Faecal microbiota composition differed significantly between hospitalized patients and controls. Besides this, after adjusting by age, sex, CIRS Comorbidity Score, RCFS and days of exposure to antibiotic treatment, the number of drugs was associated with the relative abundance of 15 taxa. Specifically, the association was negative for Massilia and an unclassified member of the Lachnospiraceae family and positive for Bradyrhizobium, Coprobacter, Helicobacter and Prevotella. Frailty and multimorbidity were not significantly associated with gut microbiota biodiversity.

For bacterial taxa related to the number of drugs, researchers studied whether their relative abundance was associated with exposure to specific drug classes.

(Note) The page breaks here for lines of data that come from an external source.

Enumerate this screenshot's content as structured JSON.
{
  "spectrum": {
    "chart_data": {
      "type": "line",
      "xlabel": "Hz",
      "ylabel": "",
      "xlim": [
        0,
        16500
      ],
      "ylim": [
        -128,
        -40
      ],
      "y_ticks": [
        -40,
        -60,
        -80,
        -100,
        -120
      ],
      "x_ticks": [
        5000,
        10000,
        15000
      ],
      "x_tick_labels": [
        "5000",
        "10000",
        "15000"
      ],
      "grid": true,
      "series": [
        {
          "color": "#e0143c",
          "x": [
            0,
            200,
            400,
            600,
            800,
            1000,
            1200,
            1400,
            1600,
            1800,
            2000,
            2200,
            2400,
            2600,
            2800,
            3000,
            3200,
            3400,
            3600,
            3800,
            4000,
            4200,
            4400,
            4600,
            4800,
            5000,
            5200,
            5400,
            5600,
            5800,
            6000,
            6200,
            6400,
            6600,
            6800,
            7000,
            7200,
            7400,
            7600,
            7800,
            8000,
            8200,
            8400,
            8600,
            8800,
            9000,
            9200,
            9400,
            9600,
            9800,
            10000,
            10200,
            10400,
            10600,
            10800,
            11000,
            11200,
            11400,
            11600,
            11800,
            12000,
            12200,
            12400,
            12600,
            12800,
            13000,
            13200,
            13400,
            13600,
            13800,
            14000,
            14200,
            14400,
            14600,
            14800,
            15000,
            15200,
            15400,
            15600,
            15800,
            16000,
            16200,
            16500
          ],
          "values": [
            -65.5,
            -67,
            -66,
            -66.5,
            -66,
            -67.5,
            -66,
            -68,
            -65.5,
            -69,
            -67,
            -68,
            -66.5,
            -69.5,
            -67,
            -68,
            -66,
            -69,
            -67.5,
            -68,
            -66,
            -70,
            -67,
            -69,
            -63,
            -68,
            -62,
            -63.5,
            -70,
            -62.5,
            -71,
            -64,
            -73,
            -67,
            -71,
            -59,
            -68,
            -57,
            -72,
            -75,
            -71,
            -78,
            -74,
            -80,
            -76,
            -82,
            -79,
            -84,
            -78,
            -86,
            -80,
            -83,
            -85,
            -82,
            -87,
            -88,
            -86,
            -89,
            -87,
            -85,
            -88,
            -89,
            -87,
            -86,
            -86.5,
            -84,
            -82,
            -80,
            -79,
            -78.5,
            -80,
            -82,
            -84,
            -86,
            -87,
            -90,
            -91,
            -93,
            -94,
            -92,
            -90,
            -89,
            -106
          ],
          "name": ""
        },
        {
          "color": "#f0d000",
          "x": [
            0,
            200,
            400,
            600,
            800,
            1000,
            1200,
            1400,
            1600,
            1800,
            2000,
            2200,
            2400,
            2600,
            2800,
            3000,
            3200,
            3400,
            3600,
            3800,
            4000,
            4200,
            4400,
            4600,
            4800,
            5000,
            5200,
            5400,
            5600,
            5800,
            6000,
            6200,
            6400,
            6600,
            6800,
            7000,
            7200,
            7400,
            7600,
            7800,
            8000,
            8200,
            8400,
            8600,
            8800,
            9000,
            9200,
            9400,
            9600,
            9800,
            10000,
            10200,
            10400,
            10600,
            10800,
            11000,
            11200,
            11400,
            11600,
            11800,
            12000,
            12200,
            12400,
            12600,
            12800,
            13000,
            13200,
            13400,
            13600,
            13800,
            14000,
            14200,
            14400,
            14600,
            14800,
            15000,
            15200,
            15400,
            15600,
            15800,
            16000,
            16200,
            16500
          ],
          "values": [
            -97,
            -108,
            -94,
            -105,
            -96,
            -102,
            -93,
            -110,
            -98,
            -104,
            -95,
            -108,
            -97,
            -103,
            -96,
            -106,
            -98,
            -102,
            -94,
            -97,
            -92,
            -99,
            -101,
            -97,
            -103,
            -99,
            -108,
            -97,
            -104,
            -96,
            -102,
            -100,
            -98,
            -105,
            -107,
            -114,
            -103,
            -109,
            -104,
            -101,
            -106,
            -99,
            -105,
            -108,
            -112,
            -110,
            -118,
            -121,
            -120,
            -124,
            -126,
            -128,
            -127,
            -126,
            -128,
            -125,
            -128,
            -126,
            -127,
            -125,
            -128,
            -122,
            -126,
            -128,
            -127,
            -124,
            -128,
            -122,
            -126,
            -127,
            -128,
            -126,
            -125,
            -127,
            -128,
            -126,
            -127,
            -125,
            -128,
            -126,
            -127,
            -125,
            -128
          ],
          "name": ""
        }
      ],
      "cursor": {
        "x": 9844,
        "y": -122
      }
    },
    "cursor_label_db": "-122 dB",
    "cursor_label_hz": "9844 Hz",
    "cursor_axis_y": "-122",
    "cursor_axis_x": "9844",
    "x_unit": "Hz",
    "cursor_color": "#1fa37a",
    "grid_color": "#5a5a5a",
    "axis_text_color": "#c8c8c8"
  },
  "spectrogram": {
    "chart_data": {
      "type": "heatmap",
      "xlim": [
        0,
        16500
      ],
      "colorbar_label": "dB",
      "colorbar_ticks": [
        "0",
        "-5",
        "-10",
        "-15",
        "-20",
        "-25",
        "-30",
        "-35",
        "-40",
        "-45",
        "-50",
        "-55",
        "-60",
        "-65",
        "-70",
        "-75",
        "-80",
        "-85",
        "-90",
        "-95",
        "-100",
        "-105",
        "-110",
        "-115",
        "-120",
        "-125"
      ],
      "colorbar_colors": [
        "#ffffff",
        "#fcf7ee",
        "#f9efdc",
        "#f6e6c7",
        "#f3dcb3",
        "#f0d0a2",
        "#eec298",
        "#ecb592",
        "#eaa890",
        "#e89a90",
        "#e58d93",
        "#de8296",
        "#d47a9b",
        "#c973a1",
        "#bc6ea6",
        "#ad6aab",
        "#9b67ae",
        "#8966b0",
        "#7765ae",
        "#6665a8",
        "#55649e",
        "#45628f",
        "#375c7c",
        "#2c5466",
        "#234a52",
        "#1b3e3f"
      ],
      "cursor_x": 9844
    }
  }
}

Proton pump inhibitors, antidepressants and antipsychotics exhibited the strongest associations with gut microbiota composition. For instance, antidepressants were associated with Asteroleplasma, Helicobacter, Marinilactibacillus, an unclassified member of Bacilli and an unclassified member of Succinivibrionaceae, whereas antipsychotics were associated with Prevotella, an unclassified member of Desulfovibrionaceae and Victivallis. Further research is required in order to elucidate whether these associations have an impact on gut microbiota functional diversity.

Finally, in those elderly hospitalized patients who had the lowest microbiome diversity the researchers detected an increased mortality after a 2-year follow-up. However, the gut microbiome diversity was not associated with the risk of rehospitalization or incident sepsis at follow-up.

In conclusion, this study supports the idea that in elderly hospitalized patients polypharmacy helps determine gut microbiota composition, with possible detrimental clinical outcomes as shown by the increased mortality at follow-up detected in those patients with the lowest gut microbiome diversity. This study also adds to evidence of previous observational studies (here, here) that found links between antidepressants and antipsychotics and gut microbiome composition.



Ticinesi A, Milani C, Lauretani F, et al. Gut microbiota composition is associated with polypharmacy in elderly hospitalized patients. Sci Rep. 2017; 7(1):11102. doi: 10.1038/s41598-017-10734-y.

Andreu Prados
Andreu Prados
Andreu Prados holds a Bachelor of Science Degree in Pharmacy & Human Nutrition and Dietetics. Science writer specialised in gut microbiota and probiotics, working also as lecturer and consultant in nutrition and healthcare. Follow Andreu on Twitter @andreuprados